When Quaker philanthropist Joseph Taylor decided to found a college to serve the women of the Society of Friends, he charged his architect that the buildings should have the restrained air of a properly attired Quaker lady in her grays and satins with the goal of eliciting the response, “Just right.” His architect, the patriarch of Quaker designers, perhaps took him too literally, producing a scheme whose gray and white color scheme is a caricature of Quaker plain style. Like most new American colleges, the first building contained all of the college functions, including a gymnasium on the third floor, and the library, classrooms, and the president's office. These different functions are expressed by architectural volumes and window sizes and types in a hybrid German and English Victorian Gothic building that linked the college to the German sources of the new academic elite. In Victorian America, identity was king and Hutton's tall, Germanic clock tower capped by a great copper-clad spire served as a visual landmark that would unify the campus. It held that role until a new generation under President M. Carey Thomas rebranded the campus in the image of English academia.

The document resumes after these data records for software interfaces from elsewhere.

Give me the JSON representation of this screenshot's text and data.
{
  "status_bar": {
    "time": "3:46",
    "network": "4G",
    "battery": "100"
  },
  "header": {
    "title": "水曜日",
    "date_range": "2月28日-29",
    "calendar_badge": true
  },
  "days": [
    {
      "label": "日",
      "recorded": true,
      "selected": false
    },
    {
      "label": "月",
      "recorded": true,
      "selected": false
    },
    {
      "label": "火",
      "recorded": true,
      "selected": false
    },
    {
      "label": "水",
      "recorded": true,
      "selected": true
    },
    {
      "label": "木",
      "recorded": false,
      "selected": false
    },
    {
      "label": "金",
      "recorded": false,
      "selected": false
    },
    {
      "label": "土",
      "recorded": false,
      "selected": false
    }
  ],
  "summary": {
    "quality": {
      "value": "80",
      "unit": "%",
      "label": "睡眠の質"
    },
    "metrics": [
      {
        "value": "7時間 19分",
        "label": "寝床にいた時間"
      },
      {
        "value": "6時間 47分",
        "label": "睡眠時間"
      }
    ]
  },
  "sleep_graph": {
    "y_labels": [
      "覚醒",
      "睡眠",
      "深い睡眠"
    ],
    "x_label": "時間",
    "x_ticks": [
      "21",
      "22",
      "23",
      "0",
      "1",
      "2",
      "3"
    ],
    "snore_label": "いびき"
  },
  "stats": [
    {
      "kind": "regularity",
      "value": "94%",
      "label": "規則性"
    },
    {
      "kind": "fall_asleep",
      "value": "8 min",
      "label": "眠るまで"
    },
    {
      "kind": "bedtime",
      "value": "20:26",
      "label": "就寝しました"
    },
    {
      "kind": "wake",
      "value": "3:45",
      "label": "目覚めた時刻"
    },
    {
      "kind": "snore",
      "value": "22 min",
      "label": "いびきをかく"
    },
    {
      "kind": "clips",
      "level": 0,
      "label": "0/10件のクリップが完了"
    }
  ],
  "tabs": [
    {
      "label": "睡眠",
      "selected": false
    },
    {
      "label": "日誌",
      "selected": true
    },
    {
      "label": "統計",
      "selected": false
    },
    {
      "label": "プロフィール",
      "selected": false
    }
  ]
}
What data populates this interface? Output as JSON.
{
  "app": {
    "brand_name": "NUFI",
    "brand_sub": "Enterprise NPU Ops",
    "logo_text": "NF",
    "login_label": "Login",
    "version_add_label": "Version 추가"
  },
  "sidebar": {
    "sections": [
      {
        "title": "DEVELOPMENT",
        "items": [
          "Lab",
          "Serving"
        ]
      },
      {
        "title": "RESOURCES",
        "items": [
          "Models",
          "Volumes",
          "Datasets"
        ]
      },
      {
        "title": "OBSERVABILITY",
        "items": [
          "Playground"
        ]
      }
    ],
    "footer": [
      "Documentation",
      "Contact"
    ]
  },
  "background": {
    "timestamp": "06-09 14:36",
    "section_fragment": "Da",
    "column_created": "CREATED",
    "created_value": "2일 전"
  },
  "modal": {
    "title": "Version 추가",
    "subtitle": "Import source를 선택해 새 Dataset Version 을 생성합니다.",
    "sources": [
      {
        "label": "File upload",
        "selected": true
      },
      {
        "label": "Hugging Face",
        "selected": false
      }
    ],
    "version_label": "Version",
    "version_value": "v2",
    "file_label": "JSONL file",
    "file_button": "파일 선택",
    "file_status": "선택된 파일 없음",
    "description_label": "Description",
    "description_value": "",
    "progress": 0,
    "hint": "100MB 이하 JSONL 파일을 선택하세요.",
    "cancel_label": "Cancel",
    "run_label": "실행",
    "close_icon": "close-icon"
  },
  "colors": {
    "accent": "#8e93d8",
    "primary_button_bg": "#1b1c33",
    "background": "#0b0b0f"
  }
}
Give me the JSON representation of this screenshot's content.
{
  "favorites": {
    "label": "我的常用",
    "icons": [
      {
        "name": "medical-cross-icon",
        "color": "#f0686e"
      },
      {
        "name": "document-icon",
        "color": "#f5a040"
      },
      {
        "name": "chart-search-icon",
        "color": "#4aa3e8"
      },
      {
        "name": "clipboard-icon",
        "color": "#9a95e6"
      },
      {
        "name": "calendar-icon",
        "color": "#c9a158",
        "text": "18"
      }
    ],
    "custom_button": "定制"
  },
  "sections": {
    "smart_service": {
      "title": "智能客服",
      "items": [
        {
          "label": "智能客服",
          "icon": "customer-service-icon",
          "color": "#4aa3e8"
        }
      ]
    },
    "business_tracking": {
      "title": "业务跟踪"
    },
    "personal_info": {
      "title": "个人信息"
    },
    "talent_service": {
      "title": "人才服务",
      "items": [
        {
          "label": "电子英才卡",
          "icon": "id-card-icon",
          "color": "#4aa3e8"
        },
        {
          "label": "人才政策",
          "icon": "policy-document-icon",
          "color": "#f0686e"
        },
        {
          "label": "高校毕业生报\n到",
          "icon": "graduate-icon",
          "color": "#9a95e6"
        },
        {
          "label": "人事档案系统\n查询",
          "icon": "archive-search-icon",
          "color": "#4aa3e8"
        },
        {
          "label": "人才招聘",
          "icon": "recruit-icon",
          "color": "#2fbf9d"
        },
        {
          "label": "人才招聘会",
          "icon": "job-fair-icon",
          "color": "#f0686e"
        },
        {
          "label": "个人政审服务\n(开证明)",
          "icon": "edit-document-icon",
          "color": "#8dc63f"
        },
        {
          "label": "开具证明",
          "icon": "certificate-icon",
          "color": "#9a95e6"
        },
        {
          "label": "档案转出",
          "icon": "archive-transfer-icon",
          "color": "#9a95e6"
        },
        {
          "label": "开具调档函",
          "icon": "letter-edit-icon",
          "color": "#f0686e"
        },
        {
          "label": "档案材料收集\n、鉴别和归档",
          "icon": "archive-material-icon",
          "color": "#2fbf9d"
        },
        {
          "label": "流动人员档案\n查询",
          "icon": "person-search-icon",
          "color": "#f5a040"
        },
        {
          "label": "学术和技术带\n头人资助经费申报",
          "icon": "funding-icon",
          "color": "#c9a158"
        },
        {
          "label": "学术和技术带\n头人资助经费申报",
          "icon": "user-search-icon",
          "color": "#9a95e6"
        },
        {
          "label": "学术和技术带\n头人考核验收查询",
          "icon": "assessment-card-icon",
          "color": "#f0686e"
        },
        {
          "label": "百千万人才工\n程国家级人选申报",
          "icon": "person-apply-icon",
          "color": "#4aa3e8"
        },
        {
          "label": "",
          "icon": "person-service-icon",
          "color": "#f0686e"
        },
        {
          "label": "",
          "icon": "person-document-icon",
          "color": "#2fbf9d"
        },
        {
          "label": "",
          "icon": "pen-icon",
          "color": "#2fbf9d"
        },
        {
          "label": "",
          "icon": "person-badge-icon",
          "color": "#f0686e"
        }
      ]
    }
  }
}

Writing Credits

George E. Thomas


What's Nearby


George E. Thomas, "Taylor Hall", [Bryn Mawr, Pennsylvania], SAH Archipedia, eds. Gabrielle Esperdy and Karen Kingsley, Charlottesville: UVaP, 2012—,

Print Source

Cover: Buildings of PA vol 2

Buildings of Pennsylvania: Philadelphia and Eastern Pennsylvania, George E. Thomas, with Patricia Likos Ricci, Richard J. Webster, Lawrence M. Newman, Robert Janosov, and Bruce Thomas. Charlottesville: University of Virginia Press, 2012, 193-194.

If SAH Archipedia has been useful to you, please consider supporting it.

SAH Archipedia tells the story of the United States through its buildings, landscapes, and cities. This freely available resource empowers the public with authoritative knowledge that deepens their understanding and appreciation of the built environment. But the Society of Architectural Historians, which created SAH Archipedia with University of Virginia Press, needs your support to maintain the high-caliber research, writing, photography, cartography, editing, design, and programming that make SAH Archipedia a trusted online resource available to all who value the history of place, heritage tourism, and learning.